Were you ever bullied on the playground? Or called names by the neighbor kid? Do you have an annoying co-worker? A friend (or spouse) who pushes your buttons?
As a kid, I’ll never forget my mom admonishing me, “Josh, kill them with kindness.”
But what does this mean? The motive behind it sounds harsh, but a further look at how we treat those who test our patience may help us understand kindness in a new way. In Romans 2:4, Paul writes that “God’s kindness leads you toward repentance.”
We rarely experience selfless acts. In fact, kindness is quite unnatural. When we have been hurt, we tend to react in hurt (Eph. 4:31). But kindness is just the opposite. It leads us to extend love and forgiveness, even (and perhaps, especially) when we’ve been hurt (Eph. 4:32).
Kindness is when your child, though treated badly by a friend or sibling, still shares gummy bears at snack time.
Kindness is when you as a parent, though your child refuses to share, choose not to react out of anger.
The Greek root for kindness (Gal. 5:22) means uprightness, or benevolence, and describes the ability to act for the welfare of those taxing our patience.

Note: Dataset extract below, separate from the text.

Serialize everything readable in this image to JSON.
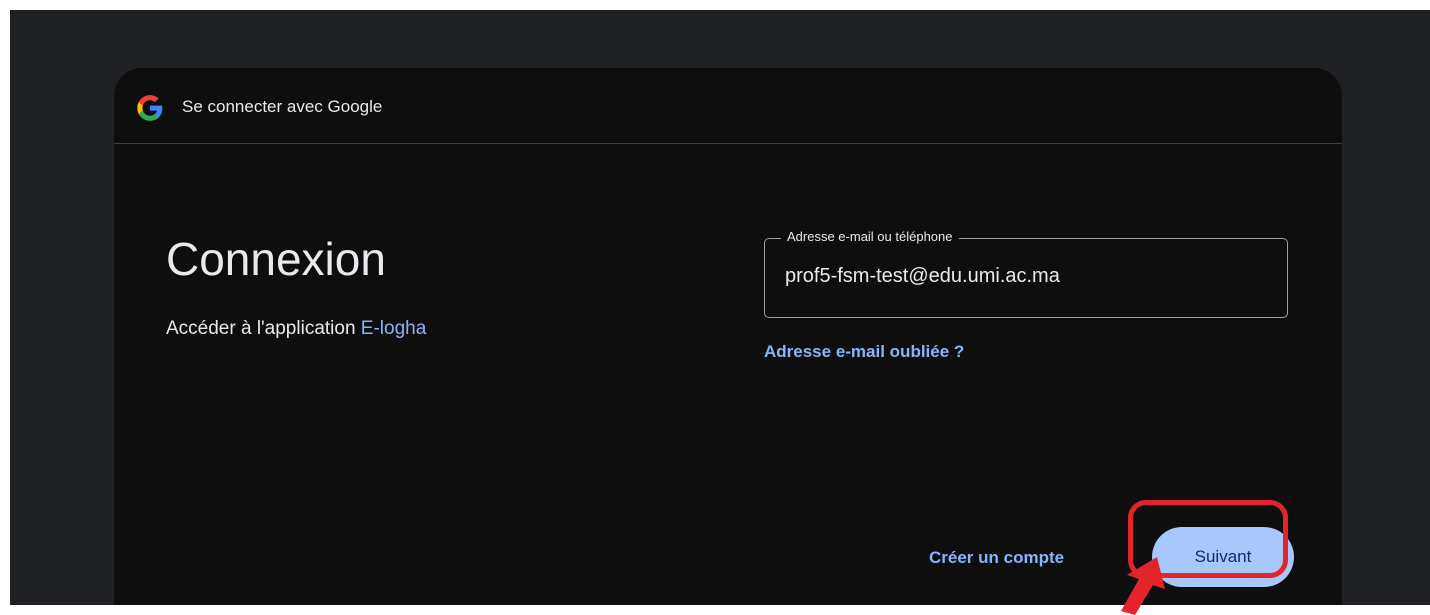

Remember the last time someone taxed your patience?
One clear example of kindness in Scripture is the parable of the Good Samaritan, who not only stopped to help the half-dead Jewish man, but also paid for his care (Luke 10:25-37).
This same word is also used to describe God’s unfathomable kindness to unbelievers, a kindness to those who didn’t love Him; a kindness that expects nothing in return (Romans 2:4, 11:22; Ephesians 2:7; Titus 3:4). Picture Jesus on the cross, kindly praying for the soldiers murdering Him (Luke 23:34).
But kindness by itself is insufficient. In Galatians 5, Paul speaks about the fruit of the Spirit not as a list of isolated character traits, but as one thing. That’s because one quality without the others is counterfeit.
Goodness without kindness can be legalistic. Kindness without goodness can tolerate sin. We show the pure fruit of the Spirit only as we take time to develop these qualities together.
The Good Samaritan did not help in order to earn his way to heaven. The goodness he showed sprung from the kindness within his heart—concern for the Jewish man’s wellbeing, despite his own personal expense.
Instilling kindness and goodness in our children begins when we model loving behavior, even when they test our patience—an unnatural act that comes supernaturally through the Spirit.
• Kindness is the ability to act for the welfare of those who test our patience.
• Kindness is grounded first in love, and expects nothing in return for the good it produces.
• We show the pure fruit of the Spirit only as we take time to develop these qualities together.
Family Memory Verse
“But when the kindness and love of God our Savior appeared, he saved us, not because of righteous things we have done, but because of his mercy.”